- _EXERCISE DATA_

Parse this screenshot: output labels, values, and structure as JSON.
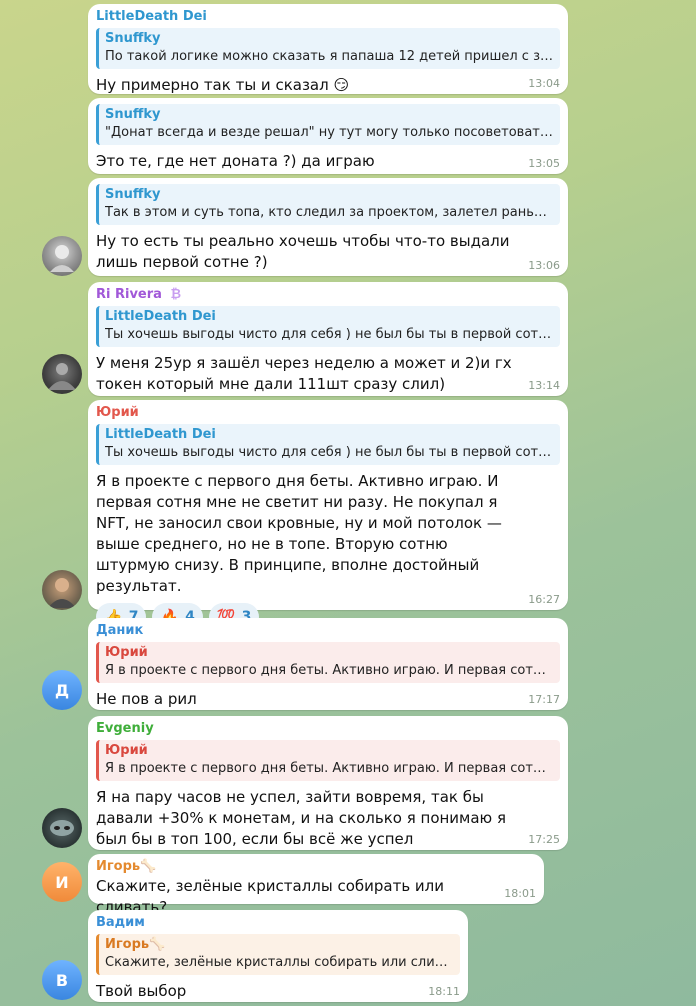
{
  "messages": [
    {
      "sender": "LittleDeath Dei",
      "reply_name": "Snuffky",
      "reply_text": "По такой логике можно сказать я папаша 12 детей пришел с заво...",
      "text": "Ну примерно так ты и сказал 😏",
      "time": "13:04"
    },
    {
      "sender": "",
      "reply_name": "Snuffky",
      "reply_text": "\"Донат всегда и везде решал\" ну тут могу только посоветовать иг...",
      "text": "Это те, где нет доната ?) да играю",
      "time": "13:05"
    },
    {
      "sender": "",
      "reply_name": "Snuffky",
      "reply_text": "Так в этом и суть топа, кто следил за проектом, залетел раньше и ...",
      "text": "Ну то есть ты реально хочешь чтобы что-то выдали лишь первой сотне ?)",
      "time": "13:06"
    },
    {
      "sender": "Ri Rivera",
      "sender_badge": "₿",
      "reply_name": "LittleDeath Dei",
      "reply_text": "Ты хочешь выгоды чисто для себя ) не был бы ты в первой сотне -...",
      "text": "У меня 25ур я зашёл через неделю а может и 2)и гх токен который мне дали 111шт сразу слил)",
      "time": "13:14"
    },
    {
      "sender": "Юрий",
      "reply_name": "LittleDeath Dei",
      "reply_text": "Ты хочешь выгоды чисто для себя ) не был бы ты в первой сотне -...",
      "text": "Я в проекте с первого дня беты. Активно играю. И первая сотня мне не светит ни разу. Не покупал я NFT, не заносил свои кровные, ну и мой потолок — выше среднего, но не в топе. Вторую сотню штурмую снизу.  В принципе, вполне достойный результат.",
      "time": "16:27",
      "reactions": [
        {
          "emoji": "👍",
          "count": "7"
        },
        {
          "emoji": "🔥",
          "count": "4"
        },
        {
          "emoji": "💯",
          "count": "3"
        }
      ]
    },
    {
      "sender": "Даник",
      "reply_name": "Юрий",
      "reply_text": "Я в проекте с первого дня беты. Активно играю. И первая сотня м...",
      "text": "Не пов а рил",
      "time": "17:17"
    },
    {
      "sender": "Evgeniy",
      "reply_name": "Юрий",
      "reply_text": "Я в проекте с первого дня беты. Активно играю. И первая сотня м...",
      "text": "Я на пару часов не успел, зайти вовремя, так бы давали +30% к монетам, и на сколько я понимаю я был бы в топ 100, если бы всё же успел",
      "time": "17:25"
    },
    {
      "sender": "Игорь🦴",
      "text": "Скажите,  зелёные кристаллы собирать или сливать?",
      "time": "18:01"
    },
    {
      "sender": "Вадим",
      "reply_name": "Игорь🦴",
      "reply_text": "Скажите, зелёные кристаллы собирать или сливать?",
      "text": "Твой выбор",
      "time": "18:11"
    }
  ],
  "avatars": {
    "danik": "Д",
    "igor": "И",
    "vadim": "В"
  },
  "colors": {
    "link": "#2f97cf",
    "ri": "#a158d8",
    "yuri": "#e2574c",
    "danik": "#3a8fd6",
    "evgeniy": "#3fae3a",
    "igor": "#e48a2f",
    "vadim": "#3a8fd6"
  }
}
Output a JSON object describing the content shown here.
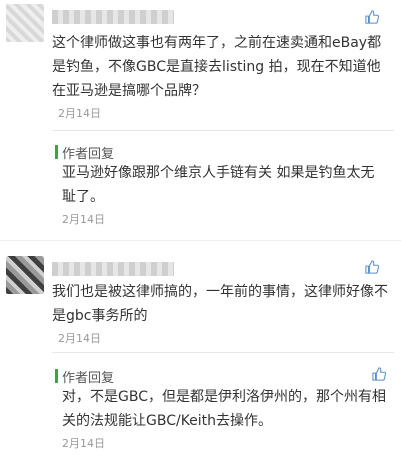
{
  "comments": [
    {
      "text": "这个律师做这事也有两年了，之前在速卖通和eBay都是钓鱼，不像GBC是直接去listing 拍，现在不知道他在亚马逊是搞哪个品牌？",
      "date": "2月14日",
      "reply": {
        "label": "作者回复",
        "text": "亚马逊好像跟那个维京人手链有关 如果是钓鱼太无耻了。",
        "date": "2月14日"
      }
    },
    {
      "text": "我们也是被这律师搞的，一年前的事情，这律师好像不是gbc事务所的",
      "date": "2月14日",
      "reply": {
        "label": "作者回复",
        "text": "对，不是GBC，但是都是伊利洛伊州的，那个州有相关的法规能让GBC/Keith去操作。",
        "date": "2月14日"
      }
    }
  ],
  "icons": {
    "like": "thumbs-up-icon"
  },
  "colors": {
    "reply_accent": "#3aa548",
    "like_icon": "#5b8fc9"
  }
}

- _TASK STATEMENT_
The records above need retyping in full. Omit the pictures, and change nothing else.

- _SOLUTION TO THE PROBLEM_
Parse this screenshot: output labels, values, and structure as JSON.
{
  "messages": [
    {
      "sender": "LittleDeath Dei",
      "reply_name": "Snuffky",
      "reply_text": "По такой логике можно сказать я папаша 12 детей пришел с заво...",
      "text": "Ну примерно так ты и сказал 😏",
      "time": "13:04"
    },
    {
      "sender": "",
      "reply_name": "Snuffky",
      "reply_text": "\"Донат всегда и везде решал\" ну тут могу только посоветовать иг...",
      "text": "Это те, где нет доната ?) да играю",
      "time": "13:05"
    },
    {
      "sender": "",
      "reply_name": "Snuffky",
      "reply_text": "Так в этом и суть топа, кто следил за проектом, залетел раньше и ...",
      "text": "Ну то есть ты реально хочешь чтобы что-то выдали лишь первой сотне ?)",
      "time": "13:06"
    },
    {
      "sender": "Ri Rivera",
      "sender_badge": "₿",
      "reply_name": "LittleDeath Dei",
      "reply_text": "Ты хочешь выгоды чисто для себя ) не был бы ты в первой сотне -...",
      "text": "У меня 25ур я зашёл через неделю а может и 2)и гх токен который мне дали 111шт сразу слил)",
      "time": "13:14"
    },
    {
      "sender": "Юрий",
      "reply_name": "LittleDeath Dei",
      "reply_text": "Ты хочешь выгоды чисто для себя ) не был бы ты в первой сотне -...",
      "text": "Я в проекте с первого дня беты. Активно играю. И первая сотня мне не светит ни разу. Не покупал я NFT, не заносил свои кровные, ну и мой потолок — выше среднего, но не в топе. Вторую сотню штурмую снизу.  В принципе, вполне достойный результат.",
      "time": "16:27",
      "reactions": [
        {
          "emoji": "👍",
          "count": "7"
        },
        {
          "emoji": "🔥",
          "count": "4"
        },
        {
          "emoji": "💯",
          "count": "3"
        }
      ]
    },
    {
      "sender": "Даник",
      "reply_name": "Юрий",
      "reply_text": "Я в проекте с первого дня беты. Активно играю. И первая сотня м...",
      "text": "Не пов а рил",
      "time": "17:17"
    },
    {
      "sender": "Evgeniy",
      "reply_name": "Юрий",
      "reply_text": "Я в проекте с первого дня беты. Активно играю. И первая сотня м...",
      "text": "Я на пару часов не успел, зайти вовремя, так бы давали +30% к монетам, и на сколько я понимаю я был бы в топ 100, если бы всё же успел",
      "time": "17:25"
    },
    {
      "sender": "Игорь🦴",
      "text": "Скажите,  зелёные кристаллы собирать или сливать?",
      "time": "18:01"
    },
    {
      "sender": "Вадим",
      "reply_name": "Игорь🦴",
      "reply_text": "Скажите, зелёные кристаллы собирать или сливать?",
      "text": "Твой выбор",
      "time": "18:11"
    }
  ],
  "avatars": {
    "danik": "Д",
    "igor": "И",
    "vadim": "В"
  },
  "colors": {
    "link": "#2f97cf",
    "ri": "#a158d8",
    "yuri": "#e2574c",
    "danik": "#3a8fd6",
    "evgeniy": "#3fae3a",
    "igor": "#e48a2f",
    "vadim": "#3a8fd6"
  }
}
Output a JSON object describing the content shown here.
{
  "comments": [
    {
      "text": "这个律师做这事也有两年了，之前在速卖通和eBay都是钓鱼，不像GBC是直接去listing 拍，现在不知道他在亚马逊是搞哪个品牌？",
      "date": "2月14日",
      "reply": {
        "label": "作者回复",
        "text": "亚马逊好像跟那个维京人手链有关 如果是钓鱼太无耻了。",
        "date": "2月14日"
      }
    },
    {
      "text": "我们也是被这律师搞的，一年前的事情，这律师好像不是gbc事务所的",
      "date": "2月14日",
      "reply": {
        "label": "作者回复",
        "text": "对，不是GBC，但是都是伊利洛伊州的，那个州有相关的法规能让GBC/Keith去操作。",
        "date": "2月14日"
      }
    }
  ],
  "icons": {
    "like": "thumbs-up-icon"
  },
  "colors": {
    "reply_accent": "#3aa548",
    "like_icon": "#5b8fc9"
  }
}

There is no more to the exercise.